• _WORK TASK_
Give the count of lines in the data that include the string "EOCS", with no added remarks.

Page and application data records:
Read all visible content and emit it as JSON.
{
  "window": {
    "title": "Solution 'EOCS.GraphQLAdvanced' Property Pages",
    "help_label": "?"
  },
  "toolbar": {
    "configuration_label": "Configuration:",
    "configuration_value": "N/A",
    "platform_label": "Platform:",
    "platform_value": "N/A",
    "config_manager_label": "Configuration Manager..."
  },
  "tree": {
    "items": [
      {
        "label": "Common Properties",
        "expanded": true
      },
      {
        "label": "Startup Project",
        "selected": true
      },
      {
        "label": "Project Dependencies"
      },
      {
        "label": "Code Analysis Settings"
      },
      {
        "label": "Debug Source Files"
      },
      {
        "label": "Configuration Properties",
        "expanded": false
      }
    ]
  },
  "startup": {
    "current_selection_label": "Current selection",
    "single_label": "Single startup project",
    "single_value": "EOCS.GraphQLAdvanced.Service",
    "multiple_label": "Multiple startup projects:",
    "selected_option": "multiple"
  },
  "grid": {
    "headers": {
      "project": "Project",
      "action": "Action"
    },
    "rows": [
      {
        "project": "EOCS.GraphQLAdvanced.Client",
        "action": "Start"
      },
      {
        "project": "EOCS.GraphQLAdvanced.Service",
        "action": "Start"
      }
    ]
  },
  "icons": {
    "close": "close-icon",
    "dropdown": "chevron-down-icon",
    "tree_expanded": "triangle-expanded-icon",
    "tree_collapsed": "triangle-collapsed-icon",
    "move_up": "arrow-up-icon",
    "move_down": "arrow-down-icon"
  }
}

• _OUTPUT OF THE TASK_
4